Americans have greatly contributed towards the growth and development of International law. The Founding Fathers of America were the genius like George Washington, Benjamin Franklin, Jefferson, John Adams and James Madison who introduced the modern concepts of democracy, liberty and fundamental rights. They were the flag-bearers of human rights and fundamental freedom. Likewise, the ‘Monroe Doctrine’ propounded by President James Monroe in 1823 reflecting the US foreign policy of that time was based on the principle of non-intervention. It helped promoting peace in the world and a sense of self-respect among the members of international community.

This process of growth still continues but somewhat in the quite opposite direction. The so-called ‘Bush Doctrine’ by the George W. Bush is essentially based on the concept that favours the practice of unilateralism in the international affairs. After 9/11, ‘fence-sitting’ was no longer an option available to the international community. Bush made this clear by saying that, “Either you are with us, or you are with the terrorists,” and called for the unqualified and unquestioned support of the international community for what he claimed to ‘war on terror’. Now, drone attacks conducted by the US in several parts of the world and particularly in Pakistan are another important development.
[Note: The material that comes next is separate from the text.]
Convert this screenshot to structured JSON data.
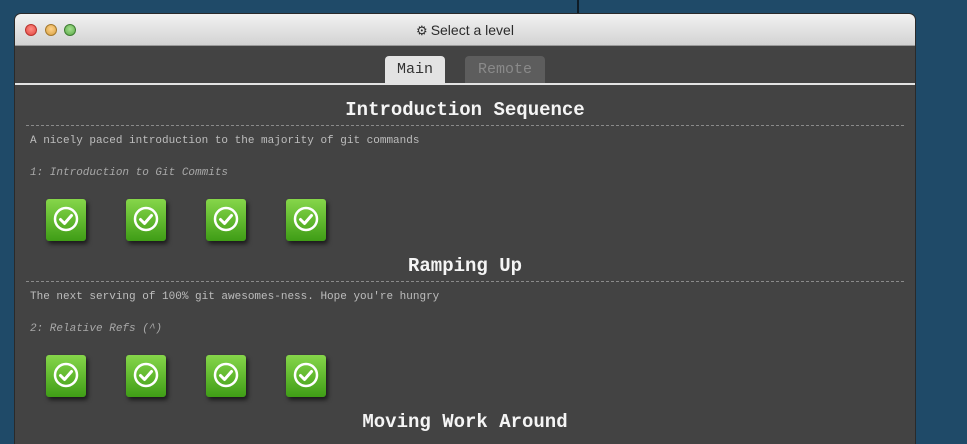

Following are the important points of its newly-introduced and recently-evolved ‘Drone Doctrine’ in the world. Firstly, a single incident like 9/11 can give a nation a ‘licence to kill’ and impose war on another nation. Under this licence, one can attack any country and dismantle any regime anywhere in the world.
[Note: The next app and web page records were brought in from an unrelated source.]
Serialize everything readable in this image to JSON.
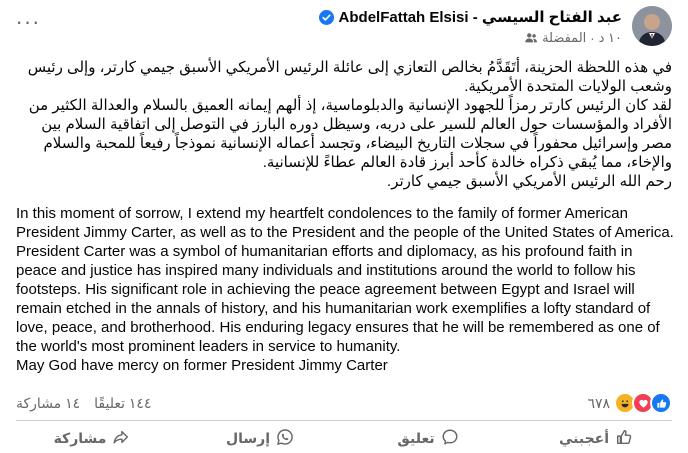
{
  "header": {
    "author_name": "AbdelFattah Elsisi - عبد الفتاح السيسي",
    "audience": "المفضلة",
    "time": "١٠ د",
    "more_label": "···"
  },
  "post": {
    "arabic_paragraphs": [
      "في هذه اللحظة الحزينة، أتَقَدَّمُ بخالص التعازي إلى عائلة الرئيس الأمريكي الأسبق جيمي كارتر، وإلى رئيس وشعب الولايات المتحدة الأمريكية.",
      "لقد كان الرئيس كارتر رمزاً للجهود الإنسانية والدبلوماسية، إذ ألهم إيمانه العميق بالسلام والعدالة الكثير من الأفراد والمؤسسات حول العالم للسير على دربه، وسيظل دوره البارز في التوصل إلى اتفاقية السلام بين مصر وإسرائيل محفوراً في سجلات التاريخ البيضاء، وتجسد أعماله الإنسانية نموذجاً رفيعاً للمحبة والسلام والإخاء، مما يُبقي ذكراه خالدة كأحد أبرز قادة العالم عطاءً للإنسانية.",
      "رحم الله الرئيس الأمريكي الأسبق جيمي كارتر."
    ],
    "english_paragraphs": [
      "In this moment of sorrow, I extend my heartfelt condolences to the family of former American President Jimmy Carter, as well as to the President and the people of the United States of America. President Carter was a symbol of humanitarian efforts and diplomacy, as his profound faith in peace and justice has inspired many individuals and institutions around the world to follow his footsteps. His significant role in achieving the peace agreement between Egypt and Israel will remain etched in the annals of history, and his humanitarian work exemplifies a lofty standard of love, peace, and brotherhood. His enduring legacy ensures that he will be remembered as one of the world's most prominent leaders in service to humanity.",
      "May God have mercy on former President Jimmy Carter"
    ]
  },
  "stats": {
    "reactions_count": "٦٧٨",
    "comments": "١٤٤ تعليقًا",
    "shares": "١٤ مشاركة"
  },
  "actions": {
    "like": "أعجبني",
    "comment": "تعليق",
    "send": "إرسال",
    "share": "مشاركة"
  },
  "colors": {
    "verified": "#1877f2",
    "like_blue": "#1877f2",
    "love_red": "#f33e58",
    "haha_yellow": "#f7b125"
  }
}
Secondly, In the name of some ‘higher causes’ e.g. war on terror, now, one state can violate the national sovereignty of another state and may totally reject its protests.

Thirdly, no formal authorization from the UN Security Council is required for taking a coercive action against another state. It is a blatant violation of the International Law and UN charter including Article 2(4) which refrains the member states from the use of force against the territorial integrity and political independence of other states.
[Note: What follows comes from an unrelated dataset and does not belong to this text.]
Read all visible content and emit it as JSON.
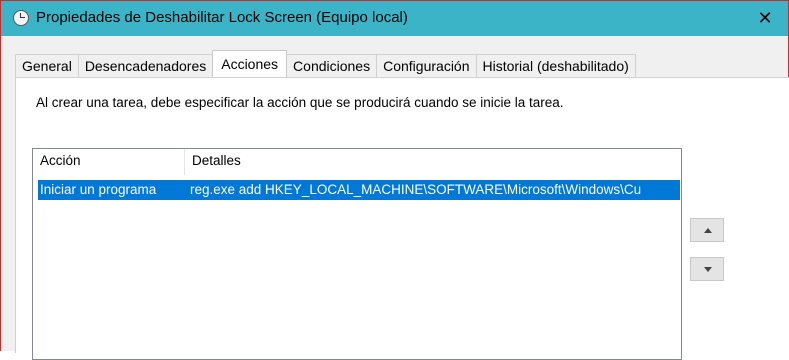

Fourthly, a civil and non-military agency of a state, like CIA, can directly and openly involve itself in committing acts of hostilities against an alien state.

Lastly and most importantly, now, one can act as prosecutor, adjudicator and executor simultaneously and arbitrarily by relying on the newly-formulated fundamental legal principle of ‘Guilty until proven dead’

MOHSIN RAZA MALIK,

Lahore, March 22.